Patrol officers could only observe and radio the nearest Coast Guard unit. That frequently presented a problem as the time it would take for the first available Coast Guard vessel to divert from a sector patrol or to launch from the station and arrive on scene could be minutes or hours. Often, in the latter case, the offending party was long gone as was the opportunity to identify them, determine whether the encroachment was accidental, or to collect any potentially valuable intelligence.

Enforcement officers know this is not the right way to conduct the business of maritime security, but the issue of jurisdiction has been firmly entrenched for nearly as long as there have been officers enforcing the law.

All that changed Dec. 16, 2004.

Armed with legal authority from recent Congressional and New Jersey State legislation, and through negotiations between the State of New Jersey and the commanders of both the 1st and 5th Coast Guard Districts, an accord was reached. Rear Adm. Sally Brice-O’Hara and Rear Adm. David Pekoske joined New Jersey’s Acting Gov. Richard J. Codey, State Attorney General Peter C. Harvey and New Jersey State Police Col. Joseph R. Fuentes and signed a Memorandum of Agreement that authorizes New Jersey State Police officers to enforce Coast Guard safety and security zones.

NJSP Marine Patrol officers welcomed the news.

“Our hands are no longer tied. Before, we couldn’t take any action; all we were basically doing was holding down the fort until the Coast Guard arrived — the cavalry. Now they’re allowing us to be part of the cavalry,” Capt. Al Della Fave told The (Camden) Courier-Post.

The accord was made possible because on Aug. 9, 2004, President Bush signed into law the Coast Guard Maritime Transportation Security Act of 2004, which, among other things, empowers any state or local government law enforcement officer who has authority to enforce state criminal laws to make an arrest for violation of a Magnuson Act security zone, or Ports and Waterways Safety Act safety or security zone, or the Deepwater Port Act of 1974 if such violation is a felony, and the officer has reasonable grounds to believe that the person to be arrested has committed or is committing such violation.

New Jersey Deputy Attorney General Tim Crowley, a captain in the Coast Guard Reserve, championed only the nation’s second such formal authorization. (The 1st District and Maine reached a similar accord in April 2004.)

“Since the federal and state entities have a shared interest in port security, ‘formalizing’ what has already been a tremendous working relationship and making it more effective can only enhance our port security posture,” Crowley said.

New Jersey’s access to waterways is expansive.
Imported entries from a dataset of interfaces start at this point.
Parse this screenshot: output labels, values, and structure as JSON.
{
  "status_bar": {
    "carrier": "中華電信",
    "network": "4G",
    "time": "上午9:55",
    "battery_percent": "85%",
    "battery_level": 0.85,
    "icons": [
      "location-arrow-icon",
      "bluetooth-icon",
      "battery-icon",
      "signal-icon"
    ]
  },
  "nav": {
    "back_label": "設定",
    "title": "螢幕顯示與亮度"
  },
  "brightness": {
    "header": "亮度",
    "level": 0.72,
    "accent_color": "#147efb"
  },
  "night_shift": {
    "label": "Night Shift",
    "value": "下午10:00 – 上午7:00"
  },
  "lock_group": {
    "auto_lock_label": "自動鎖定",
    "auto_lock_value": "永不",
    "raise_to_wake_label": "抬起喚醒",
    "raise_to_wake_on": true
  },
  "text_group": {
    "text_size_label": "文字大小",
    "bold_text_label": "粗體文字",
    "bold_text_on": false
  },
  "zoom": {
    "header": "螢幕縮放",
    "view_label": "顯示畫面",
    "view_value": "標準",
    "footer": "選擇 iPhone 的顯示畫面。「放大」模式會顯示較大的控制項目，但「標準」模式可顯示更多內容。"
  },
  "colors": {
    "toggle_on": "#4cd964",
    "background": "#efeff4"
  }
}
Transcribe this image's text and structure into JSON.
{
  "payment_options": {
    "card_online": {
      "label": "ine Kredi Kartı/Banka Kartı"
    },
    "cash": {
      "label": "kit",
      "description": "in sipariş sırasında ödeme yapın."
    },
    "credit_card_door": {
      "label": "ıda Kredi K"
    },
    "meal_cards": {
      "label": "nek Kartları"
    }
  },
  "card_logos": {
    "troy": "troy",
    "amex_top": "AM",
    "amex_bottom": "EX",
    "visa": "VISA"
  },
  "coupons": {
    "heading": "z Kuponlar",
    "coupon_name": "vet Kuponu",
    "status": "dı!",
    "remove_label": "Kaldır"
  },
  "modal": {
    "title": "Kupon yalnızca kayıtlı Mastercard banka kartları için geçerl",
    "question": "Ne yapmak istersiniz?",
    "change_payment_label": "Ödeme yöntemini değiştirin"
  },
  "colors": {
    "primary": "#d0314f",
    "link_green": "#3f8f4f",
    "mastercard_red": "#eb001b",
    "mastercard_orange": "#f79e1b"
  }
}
The state has 127 miles of coastline along the Atlantic Ocean, 109 miles along the Delaware Bay and Delaware River up to Trenton, and 65 miles along the Raritan, Lower and Newark Bays, Arthur Kill, Kill Van Kull and Hudson River.

The Port of New York and New Jersey and the Port of Philadelphia are two of the Coast Guard’s 124 Homeland Security Zones. According to U.S. Maritime Administration’s report, “2003 Vessel Calls at U.S. Ports,” New York/New Jersey saw the third most commercial vessel port calls and Philadelphia the sixth most.

“New Jersey is uniquely on the front lines on the war on terrorism,” said Gov. Codey. “Our ports are great assets to us economically, but they’re also a potential target. This agreement will enhance our ability to protect our citizens and our ports.”

CWO3 Steve Sapp is a chief warrant officer 3rd class with the Coast Guard Public Affairs Detachment New York.